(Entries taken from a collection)
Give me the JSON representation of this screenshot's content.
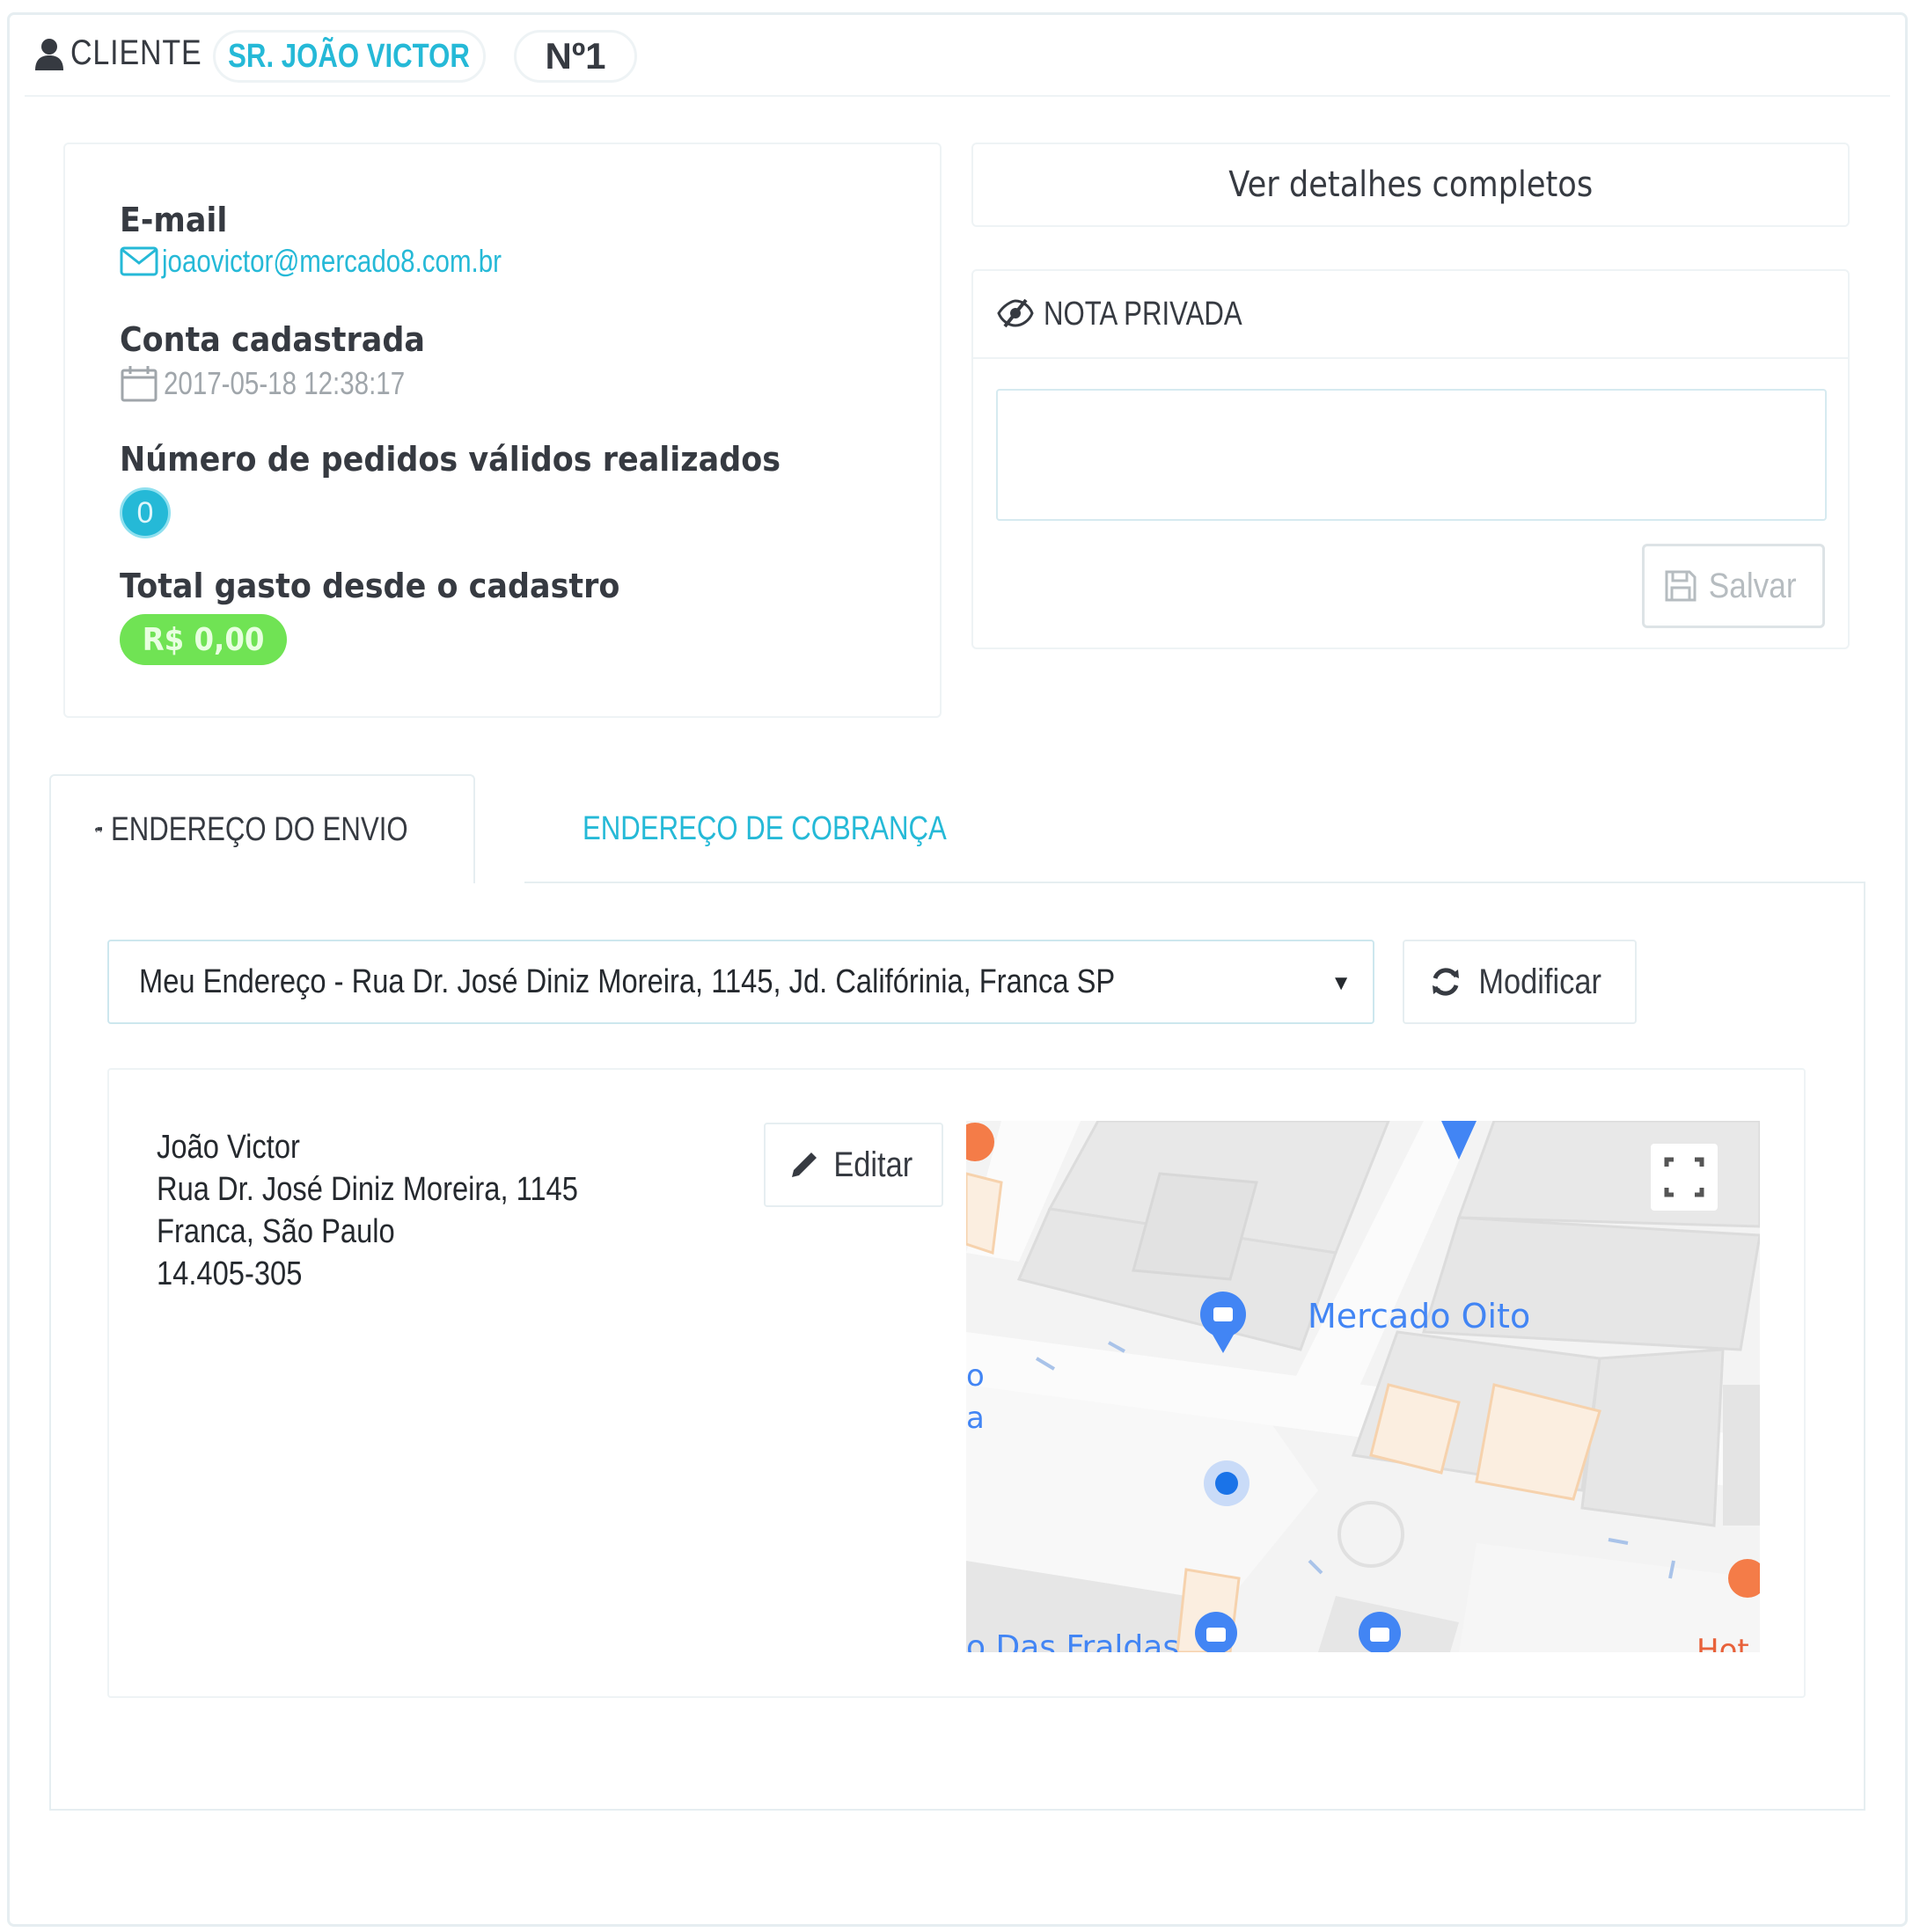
{
  "header": {
    "title": "CLIENTE",
    "customer_name": "SR. JOÃO VICTOR",
    "customer_number": "Nº1"
  },
  "info": {
    "email_label": "E-mail",
    "email_value": "joaovictor@mercado8.com.br",
    "registered_label": "Conta cadastrada",
    "registered_value": "2017-05-18 12:38:17",
    "orders_label": "Número de pedidos válidos realizados",
    "orders_value": "0",
    "spent_label": "Total gasto desde o cadastro",
    "spent_value": "R$ 0,00"
  },
  "details_button": "Ver detalhes completos",
  "private_note": {
    "title": "NOTA PRIVADA",
    "text": "",
    "save_label": "Salvar"
  },
  "tabs": [
    {
      "label": "ENDEREÇO DO ENVIO",
      "active": true
    },
    {
      "label": "ENDEREÇO DE COBRANÇA",
      "active": false
    }
  ],
  "address_select": {
    "selected": "Meu Endereço  - Rua Dr. José Diniz Moreira, 1145, Jd. Califórinia, Franca SP"
  },
  "modify_button": "Modificar",
  "address": {
    "name": "João Victor",
    "street": "Rua Dr. José Diniz Moreira, 1145",
    "city": "Franca, São Paulo",
    "zip": "14.405-305",
    "edit_label": "Editar"
  },
  "map": {
    "place_main": "Mercado Oito",
    "place_bottom": "o Das Fraldas",
    "left_edge_1": "o",
    "left_edge_2": "a",
    "right_edge": "Hot"
  },
  "colors": {
    "accent": "#25b9d7",
    "success": "#70e354",
    "text": "#363a41",
    "muted": "#a0a6ab"
  }
}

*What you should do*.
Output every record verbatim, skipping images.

*Result of the exercise*.
Give me the JSON representation of this screenshot's content.
{
  "header": {
    "title": "CLIENTE",
    "customer_name": "SR. JOÃO VICTOR",
    "customer_number": "Nº1"
  },
  "info": {
    "email_label": "E-mail",
    "email_value": "joaovictor@mercado8.com.br",
    "registered_label": "Conta cadastrada",
    "registered_value": "2017-05-18 12:38:17",
    "orders_label": "Número de pedidos válidos realizados",
    "orders_value": "0",
    "spent_label": "Total gasto desde o cadastro",
    "spent_value": "R$ 0,00"
  },
  "details_button": "Ver detalhes completos",
  "private_note": {
    "title": "NOTA PRIVADA",
    "text": "",
    "save_label": "Salvar"
  },
  "tabs": [
    {
      "label": "ENDEREÇO DO ENVIO",
      "active": true
    },
    {
      "label": "ENDEREÇO DE COBRANÇA",
      "active": false
    }
  ],
  "address_select": {
    "selected": "Meu Endereço  - Rua Dr. José Diniz Moreira, 1145, Jd. Califórinia, Franca SP"
  },
  "modify_button": "Modificar",
  "address": {
    "name": "João Victor",
    "street": "Rua Dr. José Diniz Moreira, 1145",
    "city": "Franca, São Paulo",
    "zip": "14.405-305",
    "edit_label": "Editar"
  },
  "map": {
    "place_main": "Mercado Oito",
    "place_bottom": "o Das Fraldas",
    "left_edge_1": "o",
    "left_edge_2": "a",
    "right_edge": "Hot"
  },
  "colors": {
    "accent": "#25b9d7",
    "success": "#70e354",
    "text": "#363a41",
    "muted": "#a0a6ab"
  }
}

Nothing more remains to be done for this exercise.